top of page
  • Writer's pictureThis Is Rutherford

This Was Grace Episcopal Church

Updated: Oct 20, 2019

By Rod Leith

Grace Episcopal Church, Photo Credit: Rutherford365

The first meetings to organize Grace Episcopal church were in April and May 1869. Dr. W.G. Farrington presided at the first organizational meeting at the Rutherfurd Park Hotel (the old John Rutherfurd Mansion) in Lyndhurst. Robert W. Rutherfurd and George F. Woodward were chosen as wardens at the first official meeting on May 24,1869. Plans were presented by George R. Blakiston on August 11, 1872 to build on a lot at the corner of Wood Street and West Passaic Ave on property donated by Floyd William Tomkins. It was a land gift 200 feet wide and 150 feet deep. Ground-breaking occurred on September 5, 1872 and the corner stone (which apparently is missing) was dedicated on October 14, 1872. At a meeting of the church vestry on December 30, 1871, the motion stated, "Mr. Tomkins' offer of the plot of ground for the church on condition that the vestry use it for no other purpose for the next twenty years was accepted." Tomkins, born in 1813 must have figured he stay alive for the next two decades. The church was completed in 1873 at a cost of $7,957.48. Tomkins passed away on October 28, 1828.

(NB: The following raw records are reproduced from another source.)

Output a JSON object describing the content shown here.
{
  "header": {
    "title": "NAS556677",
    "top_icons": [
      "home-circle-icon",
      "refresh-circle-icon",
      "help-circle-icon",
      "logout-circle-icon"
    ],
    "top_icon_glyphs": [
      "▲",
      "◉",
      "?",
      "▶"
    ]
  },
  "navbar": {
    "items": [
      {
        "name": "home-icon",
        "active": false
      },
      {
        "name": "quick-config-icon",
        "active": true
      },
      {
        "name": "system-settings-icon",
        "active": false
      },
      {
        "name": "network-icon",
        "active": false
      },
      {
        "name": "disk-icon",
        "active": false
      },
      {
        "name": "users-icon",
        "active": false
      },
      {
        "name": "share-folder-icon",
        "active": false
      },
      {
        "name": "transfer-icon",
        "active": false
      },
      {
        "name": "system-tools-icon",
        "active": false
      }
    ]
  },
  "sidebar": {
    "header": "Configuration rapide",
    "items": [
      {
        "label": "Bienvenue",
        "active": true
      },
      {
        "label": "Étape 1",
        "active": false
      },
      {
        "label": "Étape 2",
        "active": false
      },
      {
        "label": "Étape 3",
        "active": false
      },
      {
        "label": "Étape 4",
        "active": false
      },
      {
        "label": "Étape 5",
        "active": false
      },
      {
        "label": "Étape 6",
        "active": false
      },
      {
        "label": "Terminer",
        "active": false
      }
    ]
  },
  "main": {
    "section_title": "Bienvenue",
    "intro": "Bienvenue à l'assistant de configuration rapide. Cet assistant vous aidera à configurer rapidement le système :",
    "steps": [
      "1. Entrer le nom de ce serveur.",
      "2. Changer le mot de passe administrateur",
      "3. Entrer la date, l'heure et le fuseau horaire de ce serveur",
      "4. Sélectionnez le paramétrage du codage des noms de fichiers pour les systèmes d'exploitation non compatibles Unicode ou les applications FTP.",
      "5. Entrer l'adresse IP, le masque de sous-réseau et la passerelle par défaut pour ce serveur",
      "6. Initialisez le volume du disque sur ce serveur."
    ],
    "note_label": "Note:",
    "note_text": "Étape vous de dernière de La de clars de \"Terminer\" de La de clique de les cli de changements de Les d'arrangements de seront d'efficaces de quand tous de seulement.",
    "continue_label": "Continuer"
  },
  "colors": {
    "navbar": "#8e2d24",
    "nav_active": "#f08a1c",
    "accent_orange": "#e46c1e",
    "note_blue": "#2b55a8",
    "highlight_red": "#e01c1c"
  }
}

While Blakiston was responsible for the rough exterior design, in an English Gothic style, the interior chancel and transepts were designed by W. Halsey Wood, a New York architect who later designed interiors of The Cathedral of St. John the Divine in New York City. This architect would have been selected by Floyd Tomkins, who was a prominent New York publisher at that time.

Recently the church celebrated its 100th anniversary of the Gold Star Window dedication (September 28, 1919). This Gold Star Window marks the loss of seven World War I veterans who are among the 19 named on the WWI Monument: Private H.A. Barrows, Corporal T.E. Everett, First Lt. H.M. Ladd Jr., Private A.L B. Leader, Sgt. G.A. Lewis Jr., First Lt. G.E. Reynolds, and First-Class Private C. H. Schneider Jr.

Apart from the memorial window dedication following the tragic loss of seven of the church's young men in WWI, I think another important event that stands out in this church's history was an unusual burial ceremony held at the church for an infant child of African-American parents, Daniel and Hannah Gatewood. The Gatewood's three-year-old daughter, Jane, died of croup on January 17, 1879. A memorial service was conducted by Nelson R. Boss, a lay reader who later became Grace's rector and served as rector at Grace until 1883. Jane Gatewood was buried in the black section of the old Charlestown Cemetery in Carlstadt.

For more information regarding Grace Episcopal Church, click here to see their website.

462 views0 comments

Recent Posts

See All


bottom of page